The word tundra evokes images of vast expanses of a cold and barren land. In fact, the word tundra comes from the Finnish “tunturia” meaning treeless plain. The tundra is one of the harshest terrestrial biomes, with limited plants and animals. Yet, this environment is still able to support life forms that have adapted to survive the rugged conditions.
Tundra biomes are divided into two different categories, the arctic tundra and the alpine tundra. The arctic tundra is found in the northern hemisphere, encircling the North Pole and extending to the taigas forests. The alpine tundra is found at high altitudes on mountains around the world. The alpine tundra, because of the elevation of the mountains, has more drainage. The surface layers of the arctic tundra melts a few inches deep in summer, creating wet, marshy areas.
The tundra is a cold environment with temperatures below freezing for much of the winter. Summer is short and rarely gets above 60 degrees Fahrenheit. In the arctic tundra, the sun can shine for 24 hours of the day. Winds are high in the tundra biome, with speeds between 30 and 60 miles per hour. Spring and fall are only short transition periods between the main seasons of winter and summer.
The tundra is one of the driest biomes on the planet. Only 6 to 10 inches of precipitation fall, usually in the form of snow. Below the soil is the permafrost, a layer of earth that stays frozen. In the summer, the top layer of the permafrost melts and softens, creating shallow lakes and marshes. In these wet, shallow areas, plants are able to grow and reproduce.
About 1700 plants grow in the tundra biome. Though this may sound like a large number, it is quite small compared to other biomes of the world. The plants of the tundra grow low to the ground to keep warm and avoid the damaging winds. Grasses, shrubs, sedges, mosses and lichens are common plants. Trees do not grow on the tundra because the frozen ground prevents the growth of their roots. Only plants with roots that form shallow, dense mats can survive there.
Though there is lot a great deal of biodiversity on the tundra, a number of animal species survive there. About 48 species of land mammals are found, including bears, deer, foxes, rabbits, wolves, musk oven and wolverines. Even an array of insects can be found, including mosquitoes, deer flies, and tiny biting midges. In the summer when the ground turns to a marsh, many migratory birds make the tundra their summer home.
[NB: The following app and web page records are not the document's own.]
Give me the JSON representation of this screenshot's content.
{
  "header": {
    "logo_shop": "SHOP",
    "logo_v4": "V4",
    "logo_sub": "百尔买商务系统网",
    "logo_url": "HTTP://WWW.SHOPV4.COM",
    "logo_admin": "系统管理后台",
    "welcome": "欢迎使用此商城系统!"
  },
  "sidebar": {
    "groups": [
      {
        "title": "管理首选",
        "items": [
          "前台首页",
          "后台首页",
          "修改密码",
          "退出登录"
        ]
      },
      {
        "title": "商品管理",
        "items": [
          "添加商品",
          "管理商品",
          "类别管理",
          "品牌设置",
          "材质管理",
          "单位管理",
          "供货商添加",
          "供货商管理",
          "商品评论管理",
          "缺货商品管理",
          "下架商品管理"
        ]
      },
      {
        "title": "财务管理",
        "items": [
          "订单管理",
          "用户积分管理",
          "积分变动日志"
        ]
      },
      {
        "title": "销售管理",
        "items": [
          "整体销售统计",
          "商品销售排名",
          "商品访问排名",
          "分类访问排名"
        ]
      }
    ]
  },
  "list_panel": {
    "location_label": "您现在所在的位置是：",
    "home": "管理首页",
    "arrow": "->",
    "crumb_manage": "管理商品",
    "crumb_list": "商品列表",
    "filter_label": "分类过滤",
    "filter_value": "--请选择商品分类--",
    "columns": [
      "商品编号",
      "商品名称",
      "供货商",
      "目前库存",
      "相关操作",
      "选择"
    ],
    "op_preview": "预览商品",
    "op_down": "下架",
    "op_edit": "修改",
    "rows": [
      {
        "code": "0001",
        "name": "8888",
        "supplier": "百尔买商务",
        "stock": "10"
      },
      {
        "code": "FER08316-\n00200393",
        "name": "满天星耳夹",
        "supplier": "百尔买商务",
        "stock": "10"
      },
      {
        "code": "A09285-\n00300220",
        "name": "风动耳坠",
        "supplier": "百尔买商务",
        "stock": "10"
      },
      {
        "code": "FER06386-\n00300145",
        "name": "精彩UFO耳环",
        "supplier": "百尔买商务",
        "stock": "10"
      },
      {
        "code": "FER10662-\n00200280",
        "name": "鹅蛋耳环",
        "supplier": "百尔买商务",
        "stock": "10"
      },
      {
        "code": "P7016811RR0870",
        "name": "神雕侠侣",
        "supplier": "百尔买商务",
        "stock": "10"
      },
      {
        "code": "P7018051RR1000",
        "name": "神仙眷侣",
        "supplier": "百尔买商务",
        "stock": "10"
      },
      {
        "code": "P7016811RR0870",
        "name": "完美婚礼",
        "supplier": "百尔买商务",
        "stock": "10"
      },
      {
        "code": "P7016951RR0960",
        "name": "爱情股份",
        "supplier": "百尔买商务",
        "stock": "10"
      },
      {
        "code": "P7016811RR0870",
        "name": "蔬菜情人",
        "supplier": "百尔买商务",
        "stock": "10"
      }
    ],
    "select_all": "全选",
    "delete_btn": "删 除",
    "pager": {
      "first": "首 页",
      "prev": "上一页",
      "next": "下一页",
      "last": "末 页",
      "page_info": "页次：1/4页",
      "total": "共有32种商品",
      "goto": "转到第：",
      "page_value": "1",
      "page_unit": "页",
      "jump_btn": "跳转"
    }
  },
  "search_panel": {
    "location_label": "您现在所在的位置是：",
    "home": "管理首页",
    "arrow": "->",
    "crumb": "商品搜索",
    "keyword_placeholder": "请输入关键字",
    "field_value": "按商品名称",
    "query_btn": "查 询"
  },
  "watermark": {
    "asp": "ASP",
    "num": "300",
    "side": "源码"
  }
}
Though the tundra appears to be a harsh environment that is inhospitable to life, many species of plants and animals can be found there. The ways that these organisms have adapted to live in these conditions make the tundra a fascinating place to study.